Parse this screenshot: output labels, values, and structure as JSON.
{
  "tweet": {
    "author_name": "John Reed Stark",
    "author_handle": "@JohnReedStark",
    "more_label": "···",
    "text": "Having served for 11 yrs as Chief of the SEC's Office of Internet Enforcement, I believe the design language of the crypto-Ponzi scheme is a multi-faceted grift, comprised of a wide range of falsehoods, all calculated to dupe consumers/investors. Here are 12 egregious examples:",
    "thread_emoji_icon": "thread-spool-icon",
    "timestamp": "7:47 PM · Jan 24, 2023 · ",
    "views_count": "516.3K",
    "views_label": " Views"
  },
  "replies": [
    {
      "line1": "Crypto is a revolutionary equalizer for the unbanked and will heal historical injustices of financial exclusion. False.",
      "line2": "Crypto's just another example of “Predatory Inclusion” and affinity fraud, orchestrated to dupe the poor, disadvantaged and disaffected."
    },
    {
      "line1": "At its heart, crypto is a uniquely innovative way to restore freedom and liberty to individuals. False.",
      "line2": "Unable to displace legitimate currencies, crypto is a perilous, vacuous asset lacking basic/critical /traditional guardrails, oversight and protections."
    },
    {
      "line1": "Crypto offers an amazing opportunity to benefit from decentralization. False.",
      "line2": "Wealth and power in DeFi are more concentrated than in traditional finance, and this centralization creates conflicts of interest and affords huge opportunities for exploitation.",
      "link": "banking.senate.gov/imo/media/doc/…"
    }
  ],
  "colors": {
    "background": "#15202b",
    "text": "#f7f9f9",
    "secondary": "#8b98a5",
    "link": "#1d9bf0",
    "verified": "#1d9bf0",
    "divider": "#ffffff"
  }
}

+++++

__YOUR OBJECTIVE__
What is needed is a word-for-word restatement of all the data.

__RESULT OF THIS TASK__
Parse this screenshot: output labels, values, and structure as JSON.
{
  "tweet": {
    "author_name": "John Reed Stark",
    "author_handle": "@JohnReedStark",
    "more_label": "···",
    "text": "Having served for 11 yrs as Chief of the SEC's Office of Internet Enforcement, I believe the design language of the crypto-Ponzi scheme is a multi-faceted grift, comprised of a wide range of falsehoods, all calculated to dupe consumers/investors. Here are 12 egregious examples:",
    "thread_emoji_icon": "thread-spool-icon",
    "timestamp": "7:47 PM · Jan 24, 2023 · ",
    "views_count": "516.3K",
    "views_label": " Views"
  },
  "replies": [
    {
      "line1": "Crypto is a revolutionary equalizer for the unbanked and will heal historical injustices of financial exclusion. False.",
      "line2": "Crypto's just another example of “Predatory Inclusion” and affinity fraud, orchestrated to dupe the poor, disadvantaged and disaffected."
    },
    {
      "line1": "At its heart, crypto is a uniquely innovative way to restore freedom and liberty to individuals. False.",
      "line2": "Unable to displace legitimate currencies, crypto is a perilous, vacuous asset lacking basic/critical /traditional guardrails, oversight and protections."
    },
    {
      "line1": "Crypto offers an amazing opportunity to benefit from decentralization. False.",
      "line2": "Wealth and power in DeFi are more concentrated than in traditional finance, and this centralization creates conflicts of interest and affords huge opportunities for exploitation.",
      "link": "banking.senate.gov/imo/media/doc/…"
    }
  ],
  "colors": {
    "background": "#15202b",
    "text": "#f7f9f9",
    "secondary": "#8b98a5",
    "link": "#1d9bf0",
    "verified": "#1d9bf0",
    "divider": "#ffffff"
  }
}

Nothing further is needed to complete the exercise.